Note

I’m using Bootstrap 3, so the class names are a little different than on Mark’s page, but the concept remains the same.

Set the Bootstrap class for all multiline text fields and labels in XPages with a Theme

In my last post, I showed how to automatically set the class name to pick up Bootstrap styling on all text fields in an XPages application via the theme. In this post, I’ll show how to set the class name on multiline fields and field labels as well.

If I update the form from the last post to include a multiline edit box, it will look this (if I already have the code from the last post included in the theme):

BootstrapTextArea_Labels_Before

The multiline edit box doesn’t match and the field labels also aren’t picking up Bootstrap styling.

This code in the theme will update the multiline edit box controls to pick up the required form-control class:

<!-- Set all multiline inputs to Bootstrap styling -->
<control>
  <name>InputField.TextArea</name>
  <property mode="concat">
    <name>styleClass</name>
    <value>form-control</value>
  </property>
</control>

This code will automatically provide the class to all field labels via the theme:

<!-- Set all labels to Bootstrap styling -->
<control>
  <name>Text.Label</name>
  <property mode="concat">
    <name>styleClass</name>
    <value>control-label</value>
  </property>
</control>

Now, everything on the form is picking up the correct styling:

BootstrapTextArea_Labels_After

Set the Bootstrap class for all text fields in XPages with a Theme

In order to enable your fields to pick up Bootstrap styling, you must specify the class name form-control on each of them. In this post, I’ll show how to make this much easier by setting it for all text fields at one time via the theme.

In an application that is set up to work with Bootstrap 3, I created a div with the class well and added three labels and fields. This is what it looks like by default:

BootstrapFields_Before

My application is already using a custom theme in order to make Bootstrap and other resources available globally, so I added this code to automatically add the form-control class to all input text controls.

<!-- Set all inputs to bootstrap styling -->
<control>
  <name>InputField.EditBox</name>
  <property mode="concat">
    <name>styleClass</name>
    <value>form-control</value>
  </property>
</control>

This instructs the server to look for all text fields and add form-control to the styleClass attribute. The property mode is set to concat so it will add the class to any other classes you define on the control rather than overwrite it. Now, all text fields will automatically pick up the correct styling!

BootstrapFields_After

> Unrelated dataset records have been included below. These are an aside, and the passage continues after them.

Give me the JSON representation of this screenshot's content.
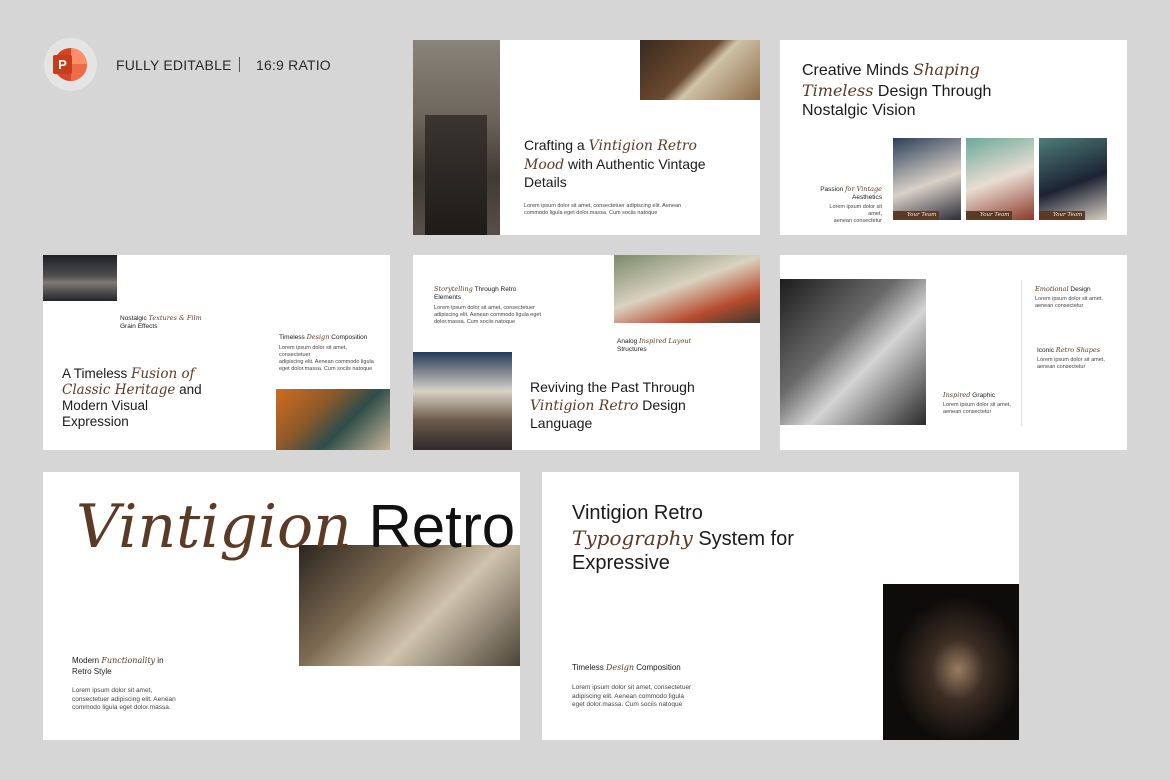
{
  "header": {
    "app_icon": "powerpoint-icon",
    "app_letter": "P",
    "editable_label": "FULLY EDITABLE",
    "ratio_label": "16:9 RATIO"
  },
  "colors": {
    "accent_brown": "#5b3a26",
    "background": "#d6d6d6"
  },
  "lorem_2line": "Lorem ipsum dolor sit amet, consectetuer adipiscing elit. Aenean commodo ligula eget dolor.massa. Cum sociis natoque",
  "slides": {
    "s1": {
      "title_pre": "Crafting a ",
      "title_it": "Vintigion Retro Mood",
      "title_post": " with Authentic Vintage Details",
      "body_a": "Lorem ipsum dolor sit amet, consectetuer adipiscing elit. Aenean",
      "body_b": "commodo ligula eget dolor.massa. Cum sociis natoque"
    },
    "s2": {
      "title_a": "Creative Minds ",
      "title_it1": "Shaping",
      "title_it2": "Timeless",
      "title_b": " Design Through",
      "title_c": "Nostalgic Vision",
      "label_a": "Passion ",
      "label_it": "for Vintage",
      "label_b": "Aesthetics",
      "body_a": "Lorem ipsum dolor sit amet,",
      "body_b": "aenean consectetur",
      "teams": [
        "Your Team",
        "Your Team",
        "Your Team"
      ]
    },
    "s3": {
      "label1_a": "Nostalgic ",
      "label1_it": "Textures & Film",
      "label1_b": "Grain Effects",
      "label2_a": "Timeless ",
      "label2_it": "Design",
      "label2_b": " Composition",
      "body_a": "Lorem ipsum dolor sit amet, consectetuer",
      "body_b": "adipiscing elit. Aenean commodo ligula",
      "body_c": "eget dolor.massa. Cum sociis natoque",
      "title_a": "A Timeless ",
      "title_it1": "Fusion of",
      "title_it2": "Classic Heritage",
      "title_b": " and",
      "title_c": "Modern Visual",
      "title_d": "Expression"
    },
    "s4": {
      "label1_it": "Storytelling",
      "label1_a": " Through Retro",
      "label1_b": "Elements",
      "body_a": "Lorem ipsum dolor sit amet, consectetuer",
      "body_b": "adipiscing elit. Aenean commodo ligula eget",
      "body_c": "dolor.massa. Cum sociis natoque",
      "label2_a": "Analog ",
      "label2_it": "Inspired Layout",
      "label2_b": "Structures",
      "title_a": "Reviving the Past Through",
      "title_it": "Vintigion Retro",
      "title_b": " Design",
      "title_c": "Language"
    },
    "s5": {
      "label1_it": "Emotional",
      "label1_a": " Design",
      "label2_a": "Iconic ",
      "label2_it": "Retro Shapes",
      "label3_it": "Inspired",
      "label3_a": " Graphic",
      "body_a": "Lorem ipsum dolor sit amet,",
      "body_b": "aenean consectetur"
    },
    "s6": {
      "title_it": "Vintigion",
      "title_b": "Retro",
      "label_a": "Modern ",
      "label_it": "Functionality",
      "label_b": " in",
      "label_c": "Retro Style",
      "body_a": "Lorem ipsum dolor sit amet,",
      "body_b": "consectetuer adipiscing elit. Aenean",
      "body_c": "commodo ligula eget dolor.massa."
    },
    "s7": {
      "title_a": "Vintigion Retro",
      "title_it": "Typography",
      "title_b": " System for",
      "title_c": "Expressive",
      "label_a": "Timeless ",
      "label_it": "Design",
      "label_b": " Composition",
      "body_a": "Lorem ipsum dolor sit amet, consectetuer",
      "body_b": "adipiscing elit. Aenean commodo ligula",
      "body_c": "eget dolor.massa. Cum sociis natoque"
    }
  }
}
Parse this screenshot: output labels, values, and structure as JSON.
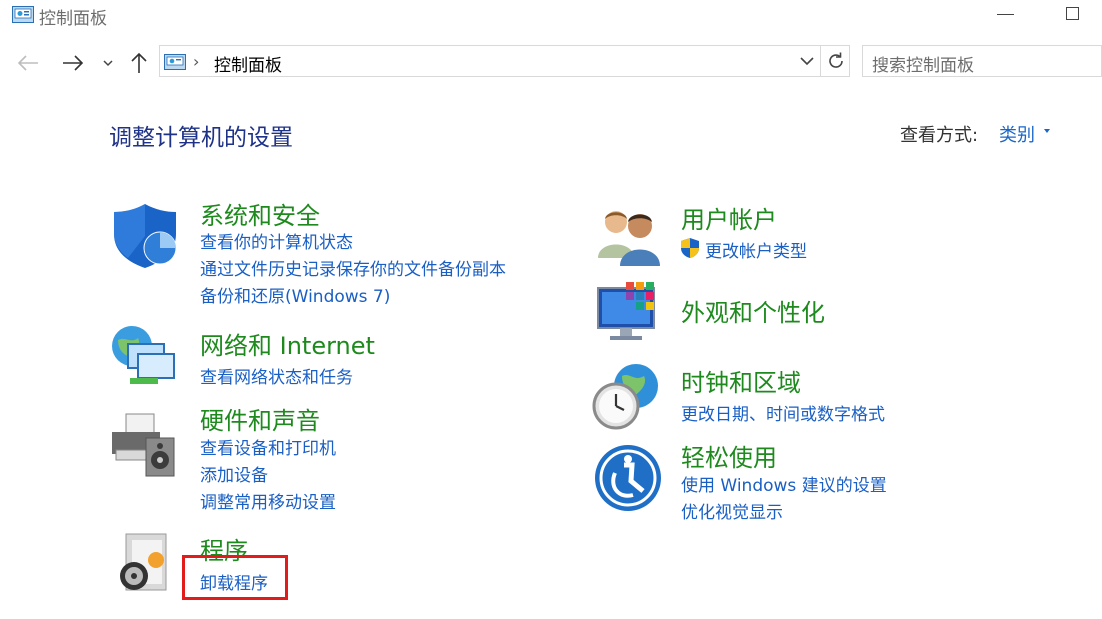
{
  "window": {
    "title": "控制面板"
  },
  "address": {
    "path_item": "控制面板"
  },
  "search": {
    "placeholder": "搜索控制面板"
  },
  "heading": {
    "title": "调整计算机的设置",
    "view_by_label": "查看方式:",
    "view_by_value": "类别"
  },
  "categories": {
    "system_security": {
      "title": "系统和安全",
      "links": [
        "查看你的计算机状态",
        "通过文件历史记录保存你的文件备份副本",
        "备份和还原(Windows 7)"
      ]
    },
    "network": {
      "title": "网络和 Internet",
      "links": [
        "查看网络状态和任务"
      ]
    },
    "hardware": {
      "title": "硬件和声音",
      "links": [
        "查看设备和打印机",
        "添加设备",
        "调整常用移动设置"
      ]
    },
    "programs": {
      "title": "程序",
      "links": [
        "卸载程序"
      ]
    },
    "user_accounts": {
      "title": "用户帐户",
      "links": [
        "更改帐户类型"
      ]
    },
    "appearance": {
      "title": "外观和个性化"
    },
    "clock_region": {
      "title": "时钟和区域",
      "links": [
        "更改日期、时间或数字格式"
      ]
    },
    "ease_of_access": {
      "title": "轻松使用",
      "links": [
        "使用 Windows 建议的设置",
        "优化视觉显示"
      ]
    }
  },
  "colors": {
    "category_title": "#1e8a1e",
    "link": "#1a5fc4",
    "heading": "#1e3287",
    "highlight": "#e21b1b"
  }
}
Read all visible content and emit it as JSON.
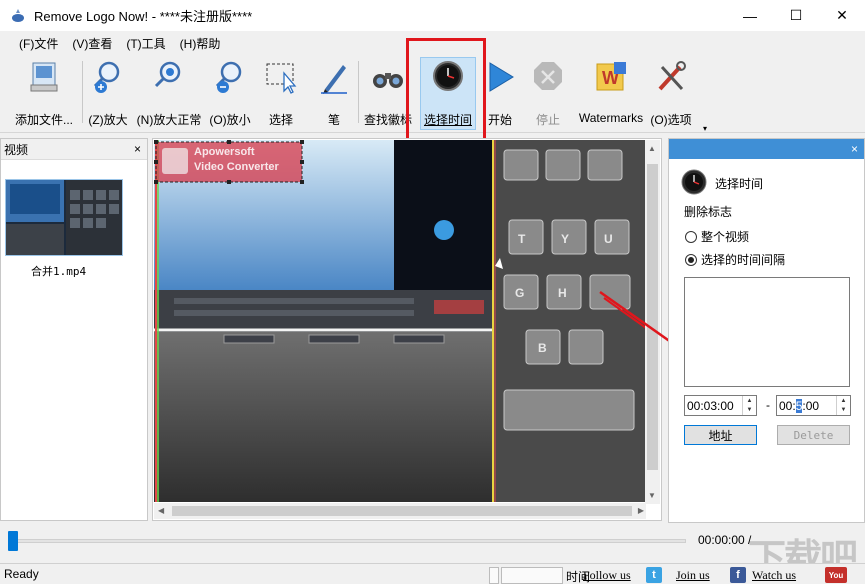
{
  "window": {
    "title": "Remove Logo Now! - ****未注册版****",
    "minimize_glyph": "—",
    "maximize_glyph": "☐",
    "close_glyph": "✕"
  },
  "menu": {
    "items": [
      {
        "label": "(F)文件"
      },
      {
        "label": "(V)查看"
      },
      {
        "label": "(T)工具"
      },
      {
        "label": "(H)帮助"
      }
    ]
  },
  "toolbar": {
    "add_file": "添加文件...",
    "zoom_in": "(Z)放大",
    "zoom_normal": "(N)放大正常",
    "zoom_out": "(O)放小",
    "select": "选择",
    "pen": "笔",
    "find_logo": "查找徽标",
    "select_time": "选择时间",
    "start": "开始",
    "stop": "停止",
    "watermarks": "Watermarks",
    "options": "(O)选项",
    "overflow_glyph": "▾"
  },
  "left_panel": {
    "title": "视频",
    "close_glyph": "×",
    "file_name": "合并1.mp4"
  },
  "video": {
    "overlay_brand": "Apowersoft",
    "overlay_product": "Video Converter"
  },
  "right_panel": {
    "close_glyph": "×",
    "title": "选择时间",
    "remove_label": "删除标志",
    "radio_whole": "整个视频",
    "radio_interval": "选择的时间间隔",
    "selected_radio": "radio_interval",
    "start_time": "00:03:00",
    "end_time_prefix": "00:",
    "end_time_selected": "5",
    "end_time_suffix": ":00",
    "dash": "-",
    "address_button": "地址",
    "delete_button": "Delete"
  },
  "timeline": {
    "readout": "00:00:00 /",
    "position_fraction": 0.0
  },
  "statusbar": {
    "ready": "Ready",
    "time_label": "时间",
    "follow_us": "Follow us",
    "join_us": "Join us",
    "watch_us": "Watch us",
    "twitter_glyph": "t",
    "facebook_glyph": "f",
    "youtube_glyph": "You"
  },
  "watermark_text": "下载吧",
  "colors": {
    "highlight_red": "#e0161c",
    "accent_blue": "#0078d7",
    "panel_header_blue": "#3f8fd6",
    "active_tool_bg": "#cce4f7"
  }
}
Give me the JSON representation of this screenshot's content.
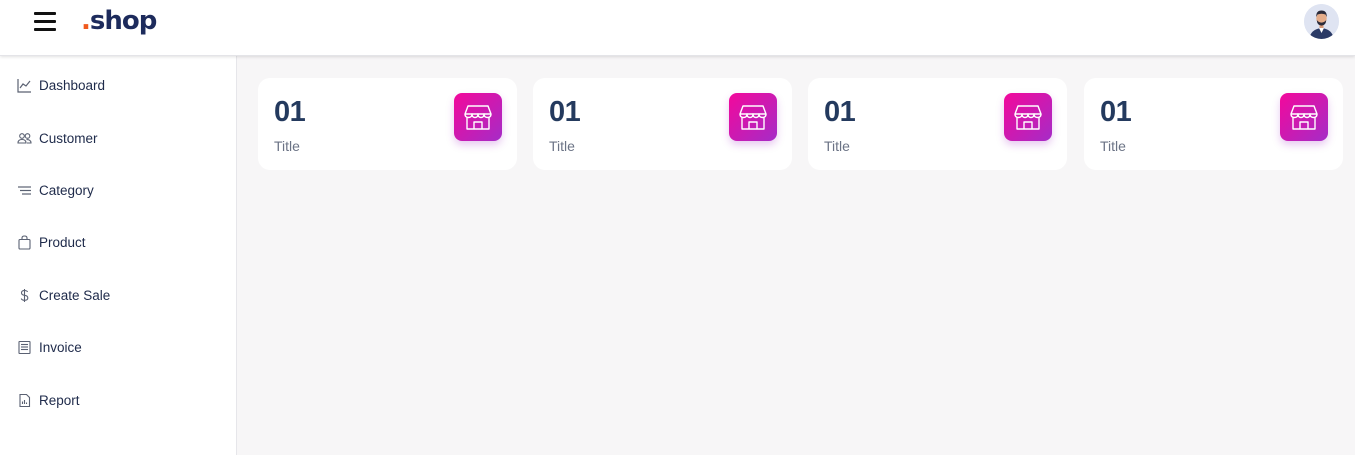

That’s more like it.

Note

This assumes you already have bootstrap enabled in your application. The specific layout in these screen shots was created with a well and other divs with standard Bootstrap scaffolding classes.